As Ezra reads, the people are hearing the law. What they hear affects them. Weeping almost shuts the reading out. They begin to shut down, to emotionally turn inward, to abandon their search, their quest for an answer to their questions. Yet Ezra, the laypeople accompanying him in the reading, and the Levite priests walking among the crowd, do not let that happen. They continue to be a conduit for the word of God, helping the people understand it. They are not only providing access to the book of the law of Moses, a primary source of information for this faith community, but their communication of the law includes interpretation, giving sense and meaning to the word in a way that the people can understand and relate to. This is what enables the people to then integrate God’s word into their knowledge and faith, which will feed their continued growth as people of God, fueling new questions about God and living together as a faith community.
This cycle of behavior I have outlined has two agents. The first is the person asking questions, seeking answers, finding sources of information, and incorporating new knowledge. The second is the one who helps provide answers, who becomes a source of information, an authority to whom a person comes with questions. We must also acknowledge, that this second agent—this person of authority who becomes a source of information—also engages the same cycle of asking questions, seeking answers, finding sources of information, and incorporates new knowledge before providing interpretation to a wider community. Ezra is the one the narrator draws attention to as the leader who communicates and interprets God’s law to the people, but he is not alone. He is accompanied by laypeople of authority and trained priests who assist him. Interpretation to a faith community is a huge responsibility, and Ezra models wise research practices, drawing support from a community of faith leaders with wisdom and a tradition. This is the model of responsible research, responsible communication, responsible interpretation for the formation of faith communities. This is how we discover the joy of the Lord and derive strength from it to share with those whom we are blessed to lead.

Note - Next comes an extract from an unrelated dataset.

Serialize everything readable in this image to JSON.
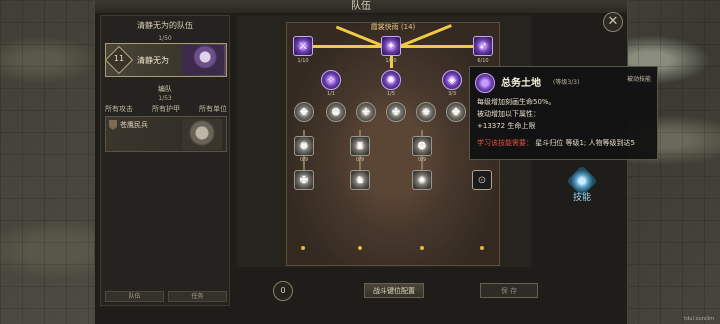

As a community of learners and seekers who are actively being formed into leaders and communicators, I encourage us to reflect on the role we play in the seeking and formation of those we seek to serve. As leaders, we will be asked a variety of questions, we will be invited to offer interpretations. They way in which we do that will have a direct impact on those who trust us enough to ask. We have a sacred duty to honor that trust and ensure that we are responsible in how we provide our answers. We cannot rely solely on our intuition, interpreting without thinking. I challenge us to consider who are our authorities and trained experts that we call upon to help us in responsible interpretation. Is it Amazon’s Alexa, Wikipedia, the top ranked Google search result, and the latest Facebook meme? Or is it a carefully curated collection of reliable publications and websites and authors you can trust? Do you rely upon your own knowledge and experience, or do you regularly call upon the wisdom of others—teachers, preachers, scholars, librarians—to assist you in the task of interpretation? We bear a heavy responsibility as communicators and leaders within faith communities. The good news is that we do not bear that responsibility of interpretation in isolation. Ezra drew wisdom from carefully selected laypeople and priests to help him. Who are your chosen wise ones?